Allan D. Kirk, MD, PhD, FACS
Sandy Feng, MD, PhD
Douglas W. Hanto, MD, PhD
Matthew H. Levine, MD, PhD
Paige M. Porrett, MD, PhD
Mina Behari, Director of Education
This manuscript underwent peer review in line with the standards of editorial integrity and publication ethics maintained by the American Journal of Transplantation. The peer reviewers have no relevant financial relationships to disclose. The peer review process for the American Journal of Transplantation is blinded. As such, the identities of the reviewers are not disclosed in line with the standard accepted practices of medical journal peer review.
Instructions on Receiving CME Credit
This activity is designed to be completed within an hour. Physicians should claim only those credits that reflect the time actually spent in the activity. This activity will be available for CME credit for twelve months following its publication date. At that time, it will be reviewed and potentially updated and extended for an additional twelve months.
Follow these steps to participate, answer the questions and claim your CME credit:
- • Log on to http://www.amjtrans.com/cme
- • Read the target audience, educational objectives, and activity disclosures.
- • Read the article in print or online format.
- • Reflect on the article.
- • Access the CME Exam, and choose the best answer to each question.
- • Complete the required evaluation and print your CME certificate.
The patient is a 67-year-old diabetic female who received a retroperitoneal kidney transplant into the right iliac fossa. Because of a prior history of voiding dysfunction, she was discharged with an indwelling Foley catheter. Ten days after transplantation, she presented to the emergency room with a fever of 101.5 degrees, a new onset of exquisite suprapubic tenderness and dysuria, a white blood cell count of 26.5 × 103 cells/uL and a serum creatinine of 0.9 mg/dL. A CT scan of the abdomen and pelvis with oral and intravenous contrast was performed (Figure 1). She was started on piperacillin and tazobactam but she clinically did not improve over 48 hours. Vancomycin was added. Urine cultures grew >100 000 colony forming units of E. coli. She was then taken to the operating room for a surgical procedure (Figure 2). Operative cultures grew E. coli, streptococcus species, and Lactobaccilus gasseri. Postoperatively, she underwent a percutaneous nephrostogram and placement of a percutaneous nephro-ureteral catheter for urinary diversion (Figure 3). The Foley catheter was maintained. After 3 months of urinary diversion, the catheters were sequentially removed and she has fully recovered with excellent function of the transplanted kidney. She is voiding normally.
- 1Based on the CT scan findings, what is the most likely diagnosis?
- a. Transplant pyelonephritis
- b. Colonic perforation
- c. Fournier's gangrene
- d. Infected pelvic hematoma
- e. Emphysematous cystitis
- 2Other than pharmacologic immunosuppression and diabetes mellitus, what factor is MOST likely to contribute to the risk of this complication?
- a. Patient age greater than 65
- b. Colonic diverticulosis

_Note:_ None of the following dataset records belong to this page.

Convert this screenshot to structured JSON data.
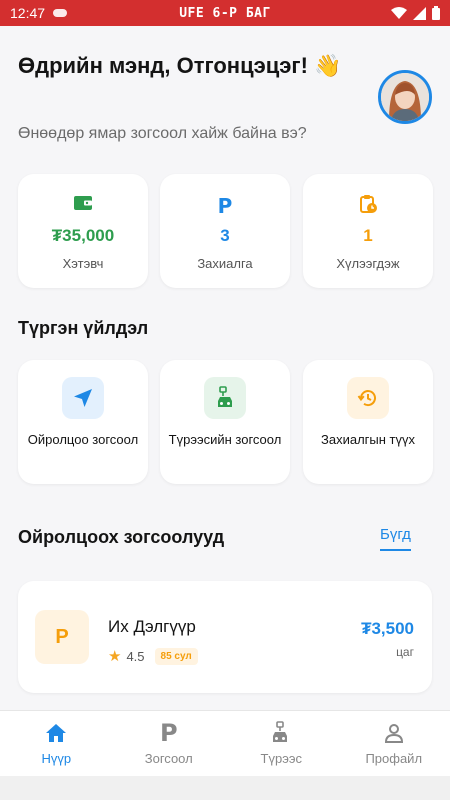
{
  "status_bar": {
    "time": "12:47",
    "carrier": "UFE 6-Р БАГ"
  },
  "header": {
    "greeting": "Өдрийн мэнд, Отгонцэцэг! 👋",
    "subtitle": "Өнөөдөр ямар зогсоол хайж байна вэ?"
  },
  "stats": [
    {
      "icon": "wallet-icon",
      "value": "₮35,000",
      "label": "Хэтэвч",
      "color": "#2e9d4e"
    },
    {
      "icon": "parking-icon",
      "value": "3",
      "label": "Захиалга",
      "color": "#1e88e5"
    },
    {
      "icon": "clipboard-clock-icon",
      "value": "1",
      "label": "Хүлээгдэж",
      "color": "#f59e0b"
    }
  ],
  "quick_actions": {
    "title": "Түргэн үйлдэл",
    "items": [
      {
        "icon": "navigation-icon",
        "label": "Ойролцоо зогсоол",
        "bg": "#e3f0fd",
        "color": "#1e88e5"
      },
      {
        "icon": "car-parking-icon",
        "label": "Түрээсийн зогсоол",
        "bg": "#e6f4ea",
        "color": "#2e9d4e"
      },
      {
        "icon": "history-icon",
        "label": "Захиалгын түүх",
        "bg": "#fff3e0",
        "color": "#f59e0b"
      }
    ]
  },
  "nearby": {
    "title": "Ойролцоох зогсоолууд",
    "see_all": "Бүгд",
    "items": [
      {
        "icon_letter": "P",
        "name": "Их Дэлгүүр",
        "rating": "4.5",
        "spots": "85 сул",
        "price": "₮3,500",
        "unit": "цаг"
      }
    ]
  },
  "nav": [
    {
      "icon": "home-icon",
      "label": "Нүүр",
      "active": true
    },
    {
      "icon": "parking-icon",
      "label": "Зогсоол",
      "active": false
    },
    {
      "icon": "car-rent-icon",
      "label": "Түрээс",
      "active": false
    },
    {
      "icon": "profile-icon",
      "label": "Профайл",
      "active": false
    }
  ],
  "colors": {
    "accent": "#1e88e5",
    "status_bar": "#d32f2f",
    "green": "#2e9d4e",
    "orange": "#f59e0b"
  }
}
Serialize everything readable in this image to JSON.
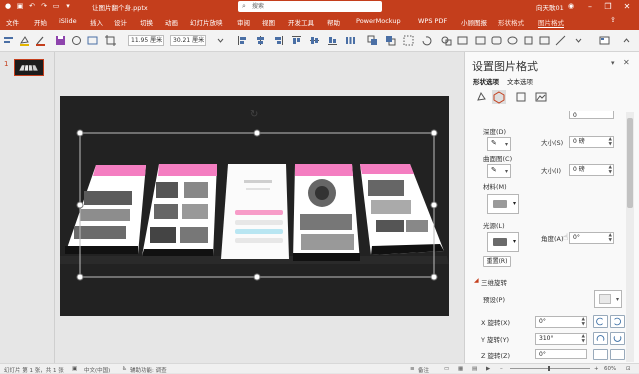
{
  "titlebar": {
    "doc_title": "让图片翻个身.pptx",
    "search_placeholder": "搜索",
    "user": "向天歌01",
    "colors": {
      "accent": "#c43e1c"
    }
  },
  "tabs": [
    "文件",
    "开始",
    "iSlide",
    "插入",
    "设计",
    "切换",
    "动画",
    "幻灯片放映",
    "审阅",
    "视图",
    "开发工具",
    "帮助",
    "PowerMockup",
    "WPS PDF",
    "小顾图报",
    "形状格式",
    "图片格式"
  ],
  "ribbon": {
    "height_value": "11.95 厘米",
    "width_value": "30.21 厘米"
  },
  "slide_pane": {
    "slide_number": "1"
  },
  "format_pane": {
    "title": "设置图片格式",
    "subtabs": [
      "形状选项",
      "文本选项"
    ],
    "depth_label": "深度(D)",
    "depth_size_label": "大小(S)",
    "depth_size_value": "0 磅",
    "contour_label": "曲面图(C)",
    "contour_size_label": "大小(I)",
    "contour_size_value": "0 磅",
    "material_label": "材料(M)",
    "lighting_label": "光源(L)",
    "angle_label": "角度(A)",
    "angle_value": "0°",
    "reset_label": "重置(R)",
    "rotation_section": "三维旋转",
    "preset_label": "预设(P)",
    "x_rotation_label": "X 旋转(X)",
    "x_rotation_value": "0°",
    "y_rotation_label": "Y 旋转(Y)",
    "y_rotation_value": "310°",
    "z_rotation_label": "Z 旋转(Z)",
    "z_rotation_value": "0°",
    "top_value": "0"
  },
  "statusbar": {
    "slide_info": "幻灯片 第 1 张，共 1 张",
    "language": "中文(中国)",
    "accessibility": "辅助功能: 调查",
    "notes": "备注",
    "zoom": "60%"
  }
}
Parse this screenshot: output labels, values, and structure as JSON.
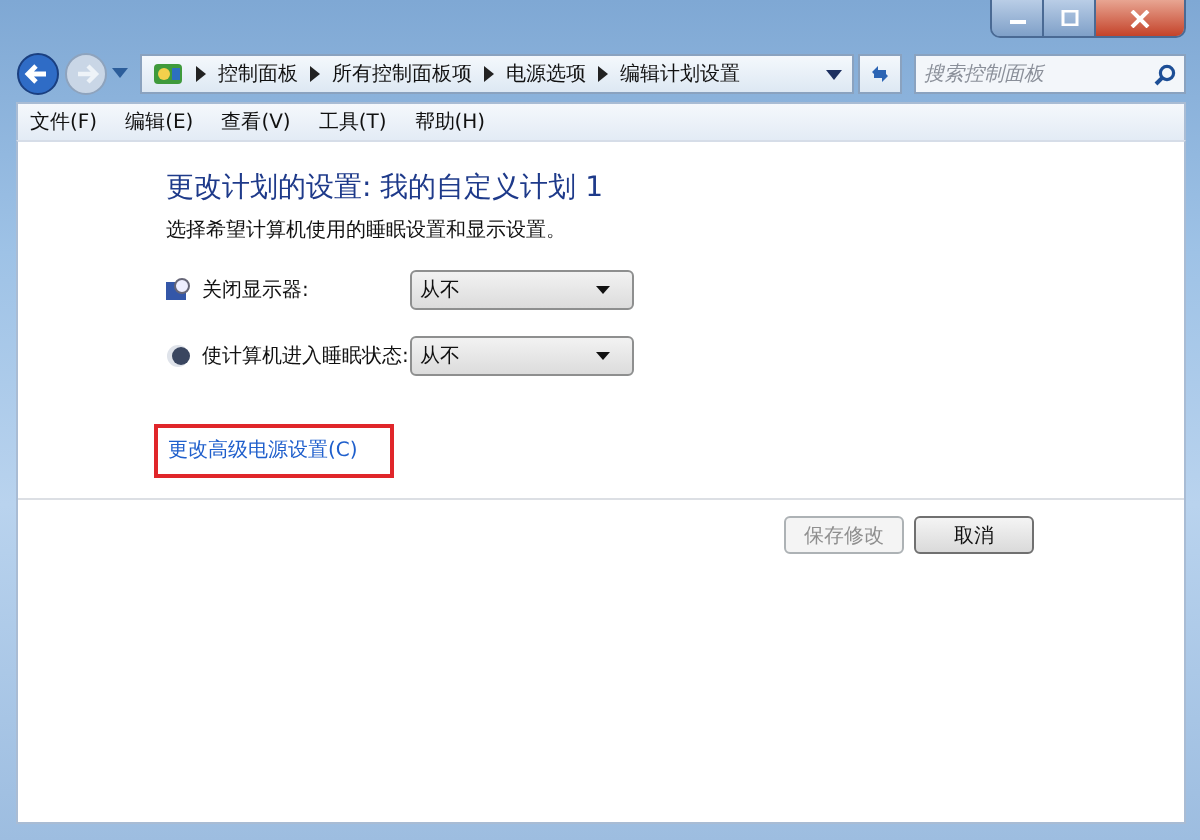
{
  "breadcrumb": [
    "控制面板",
    "所有控制面板项",
    "电源选项",
    "编辑计划设置"
  ],
  "search": {
    "placeholder": "搜索控制面板"
  },
  "menu": [
    "文件(F)",
    "编辑(E)",
    "查看(V)",
    "工具(T)",
    "帮助(H)"
  ],
  "heading": "更改计划的设置: 我的自定义计划 1",
  "description": "选择希望计算机使用的睡眠设置和显示设置。",
  "settings": [
    {
      "kind": "display",
      "label": "关闭显示器:",
      "value": "从不"
    },
    {
      "kind": "sleep",
      "label": "使计算机进入睡眠状态:",
      "value": "从不"
    }
  ],
  "advanced_link": {
    "label": "更改高级电源设置(C)",
    "highlighted": true
  },
  "buttons": [
    {
      "label": "保存修改",
      "disabled": true
    },
    {
      "label": "取消",
      "disabled": false
    }
  ]
}
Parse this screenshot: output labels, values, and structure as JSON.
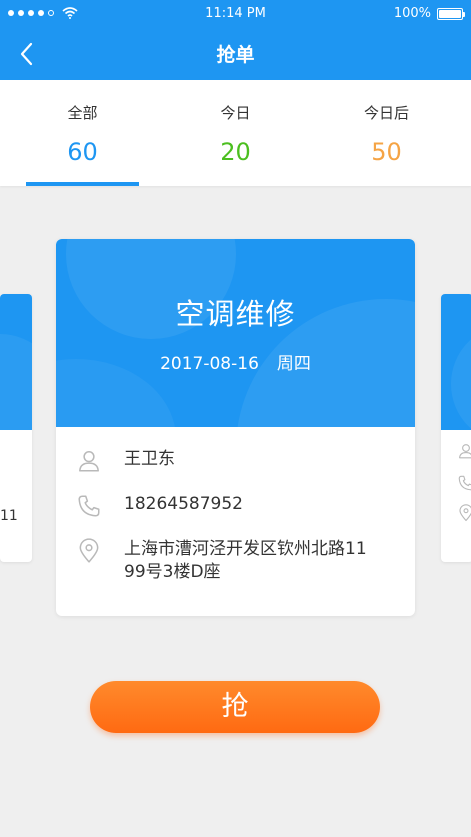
{
  "status_bar": {
    "time": "11:14 PM",
    "battery": "100%"
  },
  "nav": {
    "title": "抢单"
  },
  "tabs": [
    {
      "label": "全部",
      "count": "60",
      "color": "#1e96f2"
    },
    {
      "label": "今日",
      "count": "20",
      "color": "#4cbf20"
    },
    {
      "label": "今日后",
      "count": "50",
      "color": "#f5a445"
    }
  ],
  "card": {
    "service": "空调维修",
    "date": "2017-08-16",
    "weekday": "周四",
    "contact_name": "王卫东",
    "phone": "18264587952",
    "address_line1": "上海市漕河泾开发区钦州北路11",
    "address_line2": "99号3楼D座"
  },
  "left_card": {
    "partial_text": "11"
  },
  "action": {
    "grab_label": "抢"
  },
  "colors": {
    "primary": "#1e96f2",
    "accent": "#ff6f17",
    "background": "#efefef"
  }
}
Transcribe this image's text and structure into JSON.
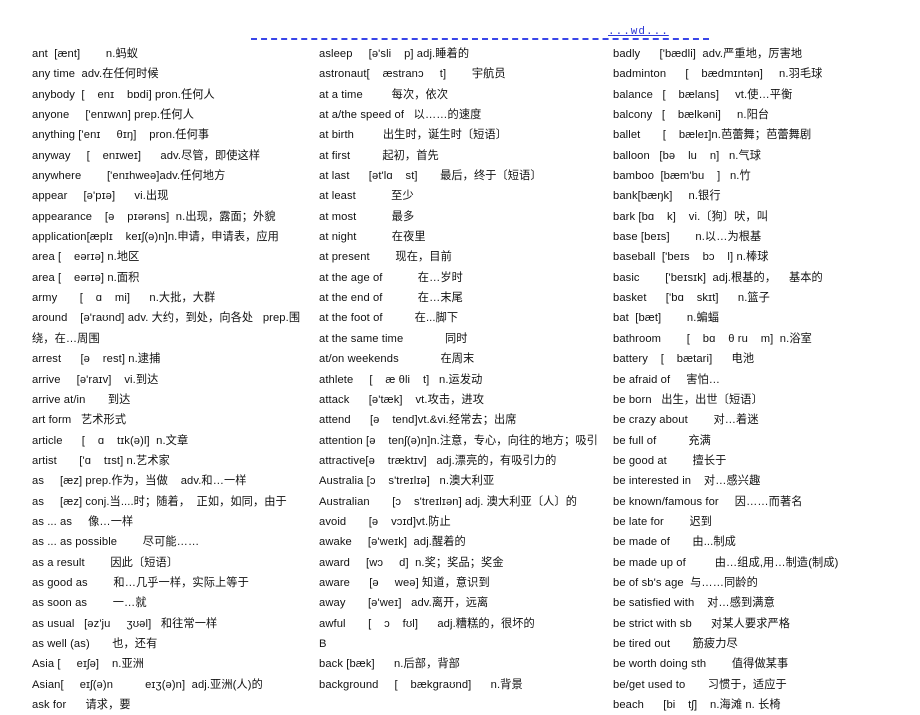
{
  "header": {
    "link_text": "...wd...",
    "rule_color": "#3a46e8",
    "link_color": "#2b35d6"
  },
  "columns": {
    "left": [
      "ant  [ænt]        n.蚂蚁",
      "any time  adv.在任何时候",
      "anybody  [    enɪ    bɒdi] pron.任何人",
      "anyone     ['enɪwʌn] prep.任何人",
      "anything ['enɪ     θɪŋ]    pron.任何事",
      "anyway     [    enɪweɪ]      adv.尽管，即使这样",
      "anywhere        ['enɪhweə]adv.任何地方",
      "appear     [ə'pɪə]      vi.出现",
      "appearance    [ə    pɪərəns]  n.出现，露面；外貌",
      "application[æplɪ    keɪʃ(ə)n]n.申请，申请表，应用",
      "area [    eərɪə] n.地区",
      "area [    eərɪə] n.面积",
      "army       [    ɑ    mi]      n.大批，大群",
      "around    [ə'raʊnd] adv. 大约，到处，向各处   prep.围绕，在…周围",
      "arrest      [ə    rest] n.逮捕",
      "arrive     [ə'raɪv]    vi.到达",
      "arrive at/in       到达",
      "art form   艺术形式",
      "article      [    ɑ    tɪk(ə)l]  n.文章",
      "artist       ['ɑ    tɪst] n.艺术家",
      "as     [æz] prep.作为，当做    adv.和…一样",
      "as     [æz] conj.当....时；随着，  正如，如同，由于",
      "as ... as     像…一样",
      "as ... as possible        尽可能……",
      "as a result        因此〔短语〕",
      "as good as        和…几乎一样，实际上等于",
      "as soon as        一…就",
      "as usual   [əz'ju     ʒʊəl]   和往常一样",
      "as well (as)       也，还有",
      "Asia [     eɪʃə]    n.亚洲",
      "Asian[     eɪʃ(ə)n          eɪʒ(ə)n]  adj.亚洲(人)的",
      "ask for      请求，要"
    ],
    "middle": [
      "asleep     [ə'sli    p] adj.睡着的",
      "astronaut[    æstranɔ     t]        宇航员",
      "at a time         每次，依次",
      "at a/the speed of   以……的速度",
      "at birth         出生时，诞生时〔短语〕",
      "at first          起初，首先",
      "at last      [ət'lɑ    st]       最后，终于〔短语〕",
      "at least           至少",
      "at most           最多",
      "at night           在夜里",
      "at present        现在，目前",
      "at the age of           在…岁时",
      "at the end of           在…末尾",
      "at the foot of          在...脚下",
      "at the same time             同时",
      "at/on weekends             在周末",
      "athlete     [    æ θli    t]   n.运发动",
      "attack      [ə'tæk]    vt.攻击，进攻",
      "attend      [ə    tend]vt.&vi.经常去；出席",
      "attention [ə    tenʃ(ə)n]n.注意，专心，向往的地方；吸引",
      "attractive[ə    træktɪv]   adj.漂亮的，有吸引力的",
      "Australia [ɔ    s'treɪlɪə]   n.澳大利亚",
      "Australian       [ɔ    s'treɪlɪən] adj. 澳大利亚〔人〕的",
      "avoid       [ə    vɔɪd]vt.防止",
      "awake     [ə'weɪk]  adj.醒着的",
      "award     [wɔ     d]  n.奖；奖品；奖金",
      "aware      [ə     weə] 知道，意识到",
      "away       [ə'weɪ]   adv.离开，远离",
      "awful       [    ɔ    fʊl]      adj.糟糕的，很坏的",
      "B",
      "back [bæk]      n.后部，背部",
      "background     [    bækgraʊnd]      n.背景"
    ],
    "right": [
      "badly      ['bædli]  adv.严重地，厉害地",
      "badminton      [    bædmɪntən]     n.羽毛球",
      "balance   [    bælans]     vt.使…平衡",
      "balcony   [    bælkəni]     n.阳台",
      "ballet       [    bæleɪ]n.芭蕾舞；芭蕾舞剧",
      "balloon   [bə    lu    n]   n.气球",
      "bamboo  [bæm'bu    ]   n.竹",
      "bank[bæŋk]     n.银行",
      "bark [bɑ    k]    vi.〔狗〕吠，叫",
      "base [beɪs]        n.以…为根基",
      "baseball  ['beɪs    bɔ    l] n.棒球",
      "basic        ['beɪsɪk]  adj.根基的，    基本的",
      "basket      ['bɑ    skɪt]      n.篮子",
      "bat  [bæt]        n.蝙蝠",
      "bathroom        [    bɑ    θ ru    m]  n.浴室",
      "battery    [    bætari]      电池",
      "be afraid of     害怕…",
      "be born   出生，出世〔短语〕",
      "be crazy about        对…着迷",
      "be full of          充满",
      "be good at        擅长于",
      "be interested in    对…感兴趣",
      "be known/famous for     因……而著名",
      "be late for        迟到",
      "be made of       由...制成",
      "be made up of         由…组成,用…制造(制成)",
      "be of sb's age  与……同龄的",
      "be satisfied with    对…感到满意",
      "be strict with sb      对某人要求严格",
      "be tired out       筋疲力尽",
      "be worth doing sth        值得做某事",
      "be/get used to       习惯于，适应于",
      "beach      [bi    tʃ]    n.海滩 n. 长椅"
    ]
  }
}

- c. Indwelling Foley catheter
- d. Recipient obesity
- e. Retroperitoneal placement of transplanted kidney
- 3Why is complete urinary diversion necessary in this patient, as evidenced in Figure 3?
- a. Bladder perforation with urinary extravasation
- b. Bladder outlet obstruction
- c. Stricture of the transplant ureter
- d. Leak of the transplant ureter
- e. Colonic perforation eroding into renal collecting system
- 4In addition to urinary diversion, what operative procedure is appropriate treatment of this patient?
- a. Hematoma evacuation and retroperitoneal drainage
- b. Diverting colostomy and abscess drainage
- c. Bladder debridement
- d. Revision of uretero-neocystotomy to uretero-ureterostomy
- e. Seroma marsupialization
- 5What is the most common organism responsible for a gas producing soft tissue infection in an immunosuppressed patient?
- a. Group A Streptococcus
- b. E. coli
- c. Clostridium species
- d. Staphylococcus species
- e. Enterococcus
To complete this activity and earn credit, please go to http://www.amjtrans.com/cme